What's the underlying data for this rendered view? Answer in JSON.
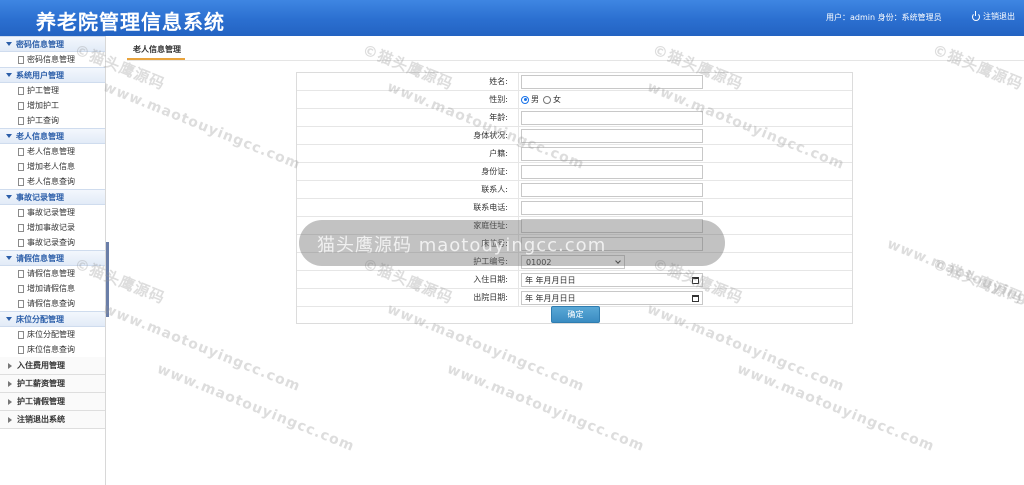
{
  "header": {
    "title": "养老院管理信息系统",
    "user_info": "用户：admin 身份：系统管理员",
    "logout": "注销退出"
  },
  "sidebar": {
    "groups": [
      {
        "title": "密码信息管理",
        "items": [
          "密码信息管理"
        ]
      },
      {
        "title": "系统用户管理",
        "items": [
          "护工管理",
          "增加护工",
          "护工查询"
        ]
      },
      {
        "title": "老人信息管理",
        "items": [
          "老人信息管理",
          "增加老人信息",
          "老人信息查询"
        ]
      },
      {
        "title": "事故记录管理",
        "items": [
          "事故记录管理",
          "增加事故记录",
          "事故记录查询"
        ]
      },
      {
        "title": "请假信息管理",
        "items": [
          "请假信息管理",
          "增加请假信息",
          "请假信息查询"
        ]
      },
      {
        "title": "床位分配管理",
        "items": [
          "床位分配管理",
          "床位信息查询"
        ]
      }
    ],
    "closed": [
      "入住费用管理",
      "护工薪资管理",
      "护工请假管理",
      "注销退出系统"
    ]
  },
  "tab": {
    "label": "老人信息管理"
  },
  "form": {
    "fields": {
      "name": {
        "label": "姓名:",
        "value": ""
      },
      "gender": {
        "label": "性别:",
        "male": "男",
        "female": "女"
      },
      "age": {
        "label": "年龄:",
        "value": ""
      },
      "health": {
        "label": "身体状况:",
        "value": ""
      },
      "hukou": {
        "label": "户籍:",
        "value": ""
      },
      "idcard": {
        "label": "身份证:",
        "value": ""
      },
      "contact": {
        "label": "联系人:",
        "value": ""
      },
      "phone": {
        "label": "联系电话:",
        "value": ""
      },
      "address": {
        "label": "家庭住址:",
        "value": ""
      },
      "bed": {
        "label": "床位号:",
        "value": ""
      },
      "nurse": {
        "label": "护工编号:",
        "value": "01002"
      },
      "checkin": {
        "label": "入住日期:",
        "value": "年 年月月日日"
      },
      "checkout": {
        "label": "出院日期:",
        "value": "年 年月月日日"
      }
    },
    "submit": "确定"
  },
  "watermark": {
    "cn": "©猫头鹰源码",
    "url": "www.maotouyingcc.com",
    "banner": "猫头鹰源码 maotouyingcc.com"
  }
}
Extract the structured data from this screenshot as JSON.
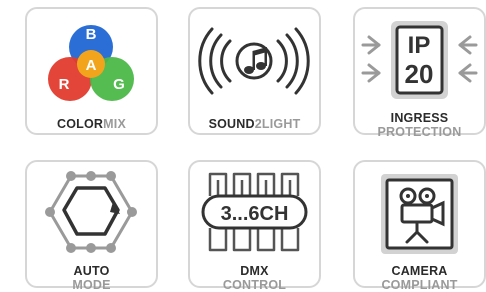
{
  "features": [
    {
      "id": "colormix",
      "label_primary": "COLOR",
      "label_secondary": "MIX",
      "icon": "rgba-color-circles-icon",
      "letters": {
        "b": "B",
        "a": "A",
        "r": "R",
        "g": "G"
      },
      "colors": {
        "blue": "#2b6fd6",
        "amber": "#f2a51c",
        "red": "#e23b2e",
        "green": "#4cb848"
      }
    },
    {
      "id": "sound2light",
      "label_primary": "SOUND",
      "label_number": "2",
      "label_secondary": "LIGHT",
      "icon": "music-note-sound-waves-icon"
    },
    {
      "id": "ingress",
      "label_primary": "INGRESS",
      "label_secondary": "PROTECTION",
      "icon": "ip20-rating-icon",
      "ip_text": "IP",
      "ip_number": "20"
    },
    {
      "id": "auto",
      "label_primary": "AUTO",
      "label_secondary": "MODE",
      "icon": "auto-mode-hexagon-icon"
    },
    {
      "id": "dmx",
      "label_primary": "DMX",
      "label_secondary": "CONTROL",
      "icon": "dmx-channels-icon",
      "channels_text": "3...6CH"
    },
    {
      "id": "camera",
      "label_primary": "CAMERA",
      "label_secondary": "COMPLIANT",
      "icon": "film-camera-icon"
    }
  ],
  "palette": {
    "icon_dark": "#333333",
    "icon_gray": "#8a8a8a",
    "border": "#d6d6d6"
  }
}
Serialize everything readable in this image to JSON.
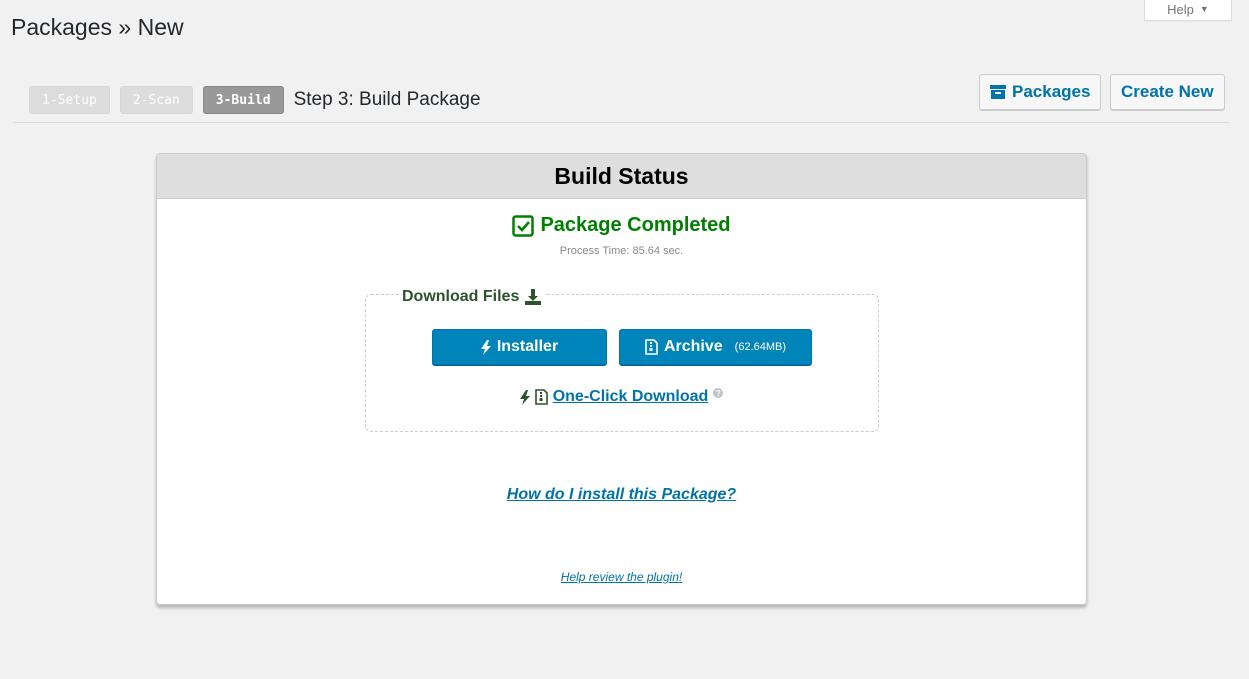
{
  "help": {
    "label": "Help"
  },
  "page": {
    "title": "Packages » New"
  },
  "steps": {
    "items": [
      "1-Setup",
      "2-Scan",
      "3-Build"
    ],
    "active_title": "Step 3: Build Package"
  },
  "toolbar": {
    "packages_label": "Packages",
    "create_new_label": "Create New"
  },
  "panel": {
    "header": "Build Status",
    "status": "Package Completed",
    "process_time_label": "Process Time:",
    "process_time_value": "85.64 sec.",
    "download_title": "Download Files",
    "installer_label": "Installer",
    "archive_label": "Archive",
    "archive_size": "(62.64MB)",
    "one_click_label": "One-Click Download",
    "how_install_label": "How do I install this Package?",
    "review_label": "Help review the plugin!"
  },
  "colors": {
    "accent": "#0085ba",
    "success": "#008000",
    "link": "#0073aa"
  },
  "icons": [
    "caret-down-icon",
    "archive-box-icon",
    "check-square-icon",
    "download-icon",
    "bolt-icon",
    "file-zip-icon",
    "help-circle-icon"
  ]
}
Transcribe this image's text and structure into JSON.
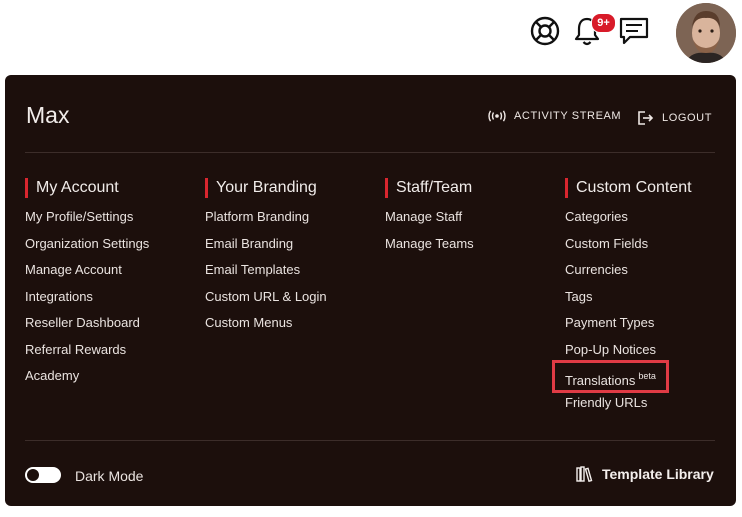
{
  "header": {
    "notification_badge": "9+",
    "icons": [
      "support-icon",
      "bell-icon",
      "chat-icon"
    ]
  },
  "panel": {
    "user_name": "Max",
    "activity_stream": "ACTIVITY STREAM",
    "logout": "LOGOUT",
    "columns": [
      {
        "title": "My Account",
        "items": [
          "My Profile/Settings",
          "Organization Settings",
          "Manage Account",
          "Integrations",
          "Reseller Dashboard",
          "Referral Rewards",
          "Academy"
        ]
      },
      {
        "title": "Your Branding",
        "items": [
          "Platform Branding",
          "Email Branding",
          "Email Templates",
          "Custom URL & Login",
          "Custom Menus"
        ]
      },
      {
        "title": "Staff/Team",
        "items": [
          "Manage Staff",
          "Manage Teams"
        ]
      },
      {
        "title": "Custom Content",
        "items": [
          "Categories",
          "Custom Fields",
          "Currencies",
          "Tags",
          "Payment Types",
          "Pop-Up Notices",
          "Translations",
          "Friendly URLs"
        ],
        "translations_badge": "beta"
      }
    ],
    "dark_mode_label": "Dark Mode",
    "dark_mode_on": false,
    "template_library": "Template Library"
  },
  "colors": {
    "panel_bg": "#1c0f0c",
    "accent": "#d8262f",
    "badge": "#d81b29",
    "highlight": "#e03b45"
  }
}
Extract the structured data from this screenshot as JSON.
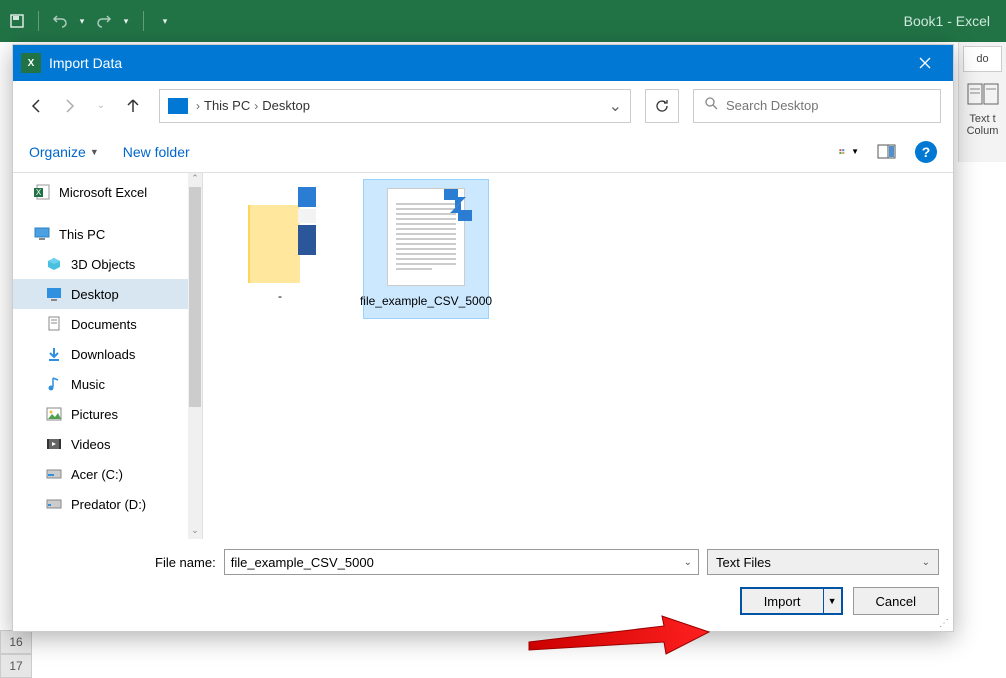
{
  "excel": {
    "title": "Book1  -  Excel",
    "right_panel": {
      "tab": "do",
      "text1": "Text t",
      "text2": "Colum"
    },
    "rows": [
      "16",
      "17"
    ]
  },
  "dialog": {
    "title": "Import Data",
    "breadcrumb": {
      "item1": "This PC",
      "item2": "Desktop"
    },
    "search": {
      "placeholder": "Search Desktop"
    },
    "toolbar": {
      "organize": "Organize",
      "newfolder": "New folder"
    },
    "sidebar": {
      "items": [
        {
          "label": "Microsoft Excel"
        },
        {
          "label": "This PC"
        },
        {
          "label": "3D Objects"
        },
        {
          "label": "Desktop"
        },
        {
          "label": "Documents"
        },
        {
          "label": "Downloads"
        },
        {
          "label": "Music"
        },
        {
          "label": "Pictures"
        },
        {
          "label": "Videos"
        },
        {
          "label": "Acer (C:)"
        },
        {
          "label": "Predator (D:)"
        }
      ]
    },
    "files": {
      "folder_name": "-",
      "csv_name": "file_example_CSV_5000"
    },
    "footer": {
      "filename_label": "File name:",
      "filename_value": "file_example_CSV_5000",
      "filter": "Text Files",
      "import": "Import",
      "cancel": "Cancel"
    }
  }
}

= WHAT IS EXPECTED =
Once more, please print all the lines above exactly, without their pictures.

= RESPONSE BOX =
What's the underlying data for this rendered view? Answer in JSON.
{
  "header": {
    "title": "养老院管理信息系统",
    "user_info": "用户：admin 身份：系统管理员",
    "logout": "注销退出"
  },
  "sidebar": {
    "groups": [
      {
        "title": "密码信息管理",
        "items": [
          "密码信息管理"
        ]
      },
      {
        "title": "系统用户管理",
        "items": [
          "护工管理",
          "增加护工",
          "护工查询"
        ]
      },
      {
        "title": "老人信息管理",
        "items": [
          "老人信息管理",
          "增加老人信息",
          "老人信息查询"
        ]
      },
      {
        "title": "事故记录管理",
        "items": [
          "事故记录管理",
          "增加事故记录",
          "事故记录查询"
        ]
      },
      {
        "title": "请假信息管理",
        "items": [
          "请假信息管理",
          "增加请假信息",
          "请假信息查询"
        ]
      },
      {
        "title": "床位分配管理",
        "items": [
          "床位分配管理",
          "床位信息查询"
        ]
      }
    ],
    "closed": [
      "入住费用管理",
      "护工薪资管理",
      "护工请假管理",
      "注销退出系统"
    ]
  },
  "tab": {
    "label": "老人信息管理"
  },
  "form": {
    "fields": {
      "name": {
        "label": "姓名:",
        "value": ""
      },
      "gender": {
        "label": "性别:",
        "male": "男",
        "female": "女"
      },
      "age": {
        "label": "年龄:",
        "value": ""
      },
      "health": {
        "label": "身体状况:",
        "value": ""
      },
      "hukou": {
        "label": "户籍:",
        "value": ""
      },
      "idcard": {
        "label": "身份证:",
        "value": ""
      },
      "contact": {
        "label": "联系人:",
        "value": ""
      },
      "phone": {
        "label": "联系电话:",
        "value": ""
      },
      "address": {
        "label": "家庭住址:",
        "value": ""
      },
      "bed": {
        "label": "床位号:",
        "value": ""
      },
      "nurse": {
        "label": "护工编号:",
        "value": "01002"
      },
      "checkin": {
        "label": "入住日期:",
        "value": "年 年月月日日"
      },
      "checkout": {
        "label": "出院日期:",
        "value": "年 年月月日日"
      }
    },
    "submit": "确定"
  },
  "watermark": {
    "cn": "©猫头鹰源码",
    "url": "www.maotouyingcc.com",
    "banner": "猫头鹰源码 maotouyingcc.com"
  }
}
Extract the structured data from this screenshot as JSON.
{
  "features": [
    {
      "id": "colormix",
      "label_primary": "COLOR",
      "label_secondary": "MIX",
      "icon": "rgba-color-circles-icon",
      "letters": {
        "b": "B",
        "a": "A",
        "r": "R",
        "g": "G"
      },
      "colors": {
        "blue": "#2b6fd6",
        "amber": "#f2a51c",
        "red": "#e23b2e",
        "green": "#4cb848"
      }
    },
    {
      "id": "sound2light",
      "label_primary": "SOUND",
      "label_number": "2",
      "label_secondary": "LIGHT",
      "icon": "music-note-sound-waves-icon"
    },
    {
      "id": "ingress",
      "label_primary": "INGRESS",
      "label_secondary": "PROTECTION",
      "icon": "ip20-rating-icon",
      "ip_text": "IP",
      "ip_number": "20"
    },
    {
      "id": "auto",
      "label_primary": "AUTO",
      "label_secondary": "MODE",
      "icon": "auto-mode-hexagon-icon"
    },
    {
      "id": "dmx",
      "label_primary": "DMX",
      "label_secondary": "CONTROL",
      "icon": "dmx-channels-icon",
      "channels_text": "3...6CH"
    },
    {
      "id": "camera",
      "label_primary": "CAMERA",
      "label_secondary": "COMPLIANT",
      "icon": "film-camera-icon"
    }
  ],
  "palette": {
    "icon_dark": "#333333",
    "icon_gray": "#8a8a8a",
    "border": "#d6d6d6"
  }
}
Serialize everything readable in this image to JSON.
{
  "help": {
    "label": "Help"
  },
  "page": {
    "title": "Packages » New"
  },
  "steps": {
    "items": [
      "1-Setup",
      "2-Scan",
      "3-Build"
    ],
    "active_title": "Step 3: Build Package"
  },
  "toolbar": {
    "packages_label": "Packages",
    "create_new_label": "Create New"
  },
  "panel": {
    "header": "Build Status",
    "status": "Package Completed",
    "process_time_label": "Process Time:",
    "process_time_value": "85.64 sec.",
    "download_title": "Download Files",
    "installer_label": "Installer",
    "archive_label": "Archive",
    "archive_size": "(62.64MB)",
    "one_click_label": "One-Click Download",
    "how_install_label": "How do I install this Package?",
    "review_label": "Help review the plugin!"
  },
  "colors": {
    "accent": "#0085ba",
    "success": "#008000",
    "link": "#0073aa"
  },
  "icons": [
    "caret-down-icon",
    "archive-box-icon",
    "check-square-icon",
    "download-icon",
    "bolt-icon",
    "file-zip-icon",
    "help-circle-icon"
  ]
}
Transcribe this image's text and structure into JSON.
{
  "header": {
    "notification_badge": "9+",
    "icons": [
      "support-icon",
      "bell-icon",
      "chat-icon"
    ]
  },
  "panel": {
    "user_name": "Max",
    "activity_stream": "ACTIVITY STREAM",
    "logout": "LOGOUT",
    "columns": [
      {
        "title": "My Account",
        "items": [
          "My Profile/Settings",
          "Organization Settings",
          "Manage Account",
          "Integrations",
          "Reseller Dashboard",
          "Referral Rewards",
          "Academy"
        ]
      },
      {
        "title": "Your Branding",
        "items": [
          "Platform Branding",
          "Email Branding",
          "Email Templates",
          "Custom URL & Login",
          "Custom Menus"
        ]
      },
      {
        "title": "Staff/Team",
        "items": [
          "Manage Staff",
          "Manage Teams"
        ]
      },
      {
        "title": "Custom Content",
        "items": [
          "Categories",
          "Custom Fields",
          "Currencies",
          "Tags",
          "Payment Types",
          "Pop-Up Notices",
          "Translations",
          "Friendly URLs"
        ],
        "translations_badge": "beta"
      }
    ],
    "dark_mode_label": "Dark Mode",
    "dark_mode_on": false,
    "template_library": "Template Library"
  },
  "colors": {
    "panel_bg": "#1c0f0c",
    "accent": "#d8262f",
    "badge": "#d81b29",
    "highlight": "#e03b45"
  }
}
Extract the structured data from this screenshot as JSON.
{
  "excel": {
    "title": "Book1  -  Excel",
    "right_panel": {
      "tab": "do",
      "text1": "Text t",
      "text2": "Colum"
    },
    "rows": [
      "16",
      "17"
    ]
  },
  "dialog": {
    "title": "Import Data",
    "breadcrumb": {
      "item1": "This PC",
      "item2": "Desktop"
    },
    "search": {
      "placeholder": "Search Desktop"
    },
    "toolbar": {
      "organize": "Organize",
      "newfolder": "New folder"
    },
    "sidebar": {
      "items": [
        {
          "label": "Microsoft Excel"
        },
        {
          "label": "This PC"
        },
        {
          "label": "3D Objects"
        },
        {
          "label": "Desktop"
        },
        {
          "label": "Documents"
        },
        {
          "label": "Downloads"
        },
        {
          "label": "Music"
        },
        {
          "label": "Pictures"
        },
        {
          "label": "Videos"
        },
        {
          "label": "Acer (C:)"
        },
        {
          "label": "Predator (D:)"
        }
      ]
    },
    "files": {
      "folder_name": "-",
      "csv_name": "file_example_CSV_5000"
    },
    "footer": {
      "filename_label": "File name:",
      "filename_value": "file_example_CSV_5000",
      "filter": "Text Files",
      "import": "Import",
      "cancel": "Cancel"
    }
  }
}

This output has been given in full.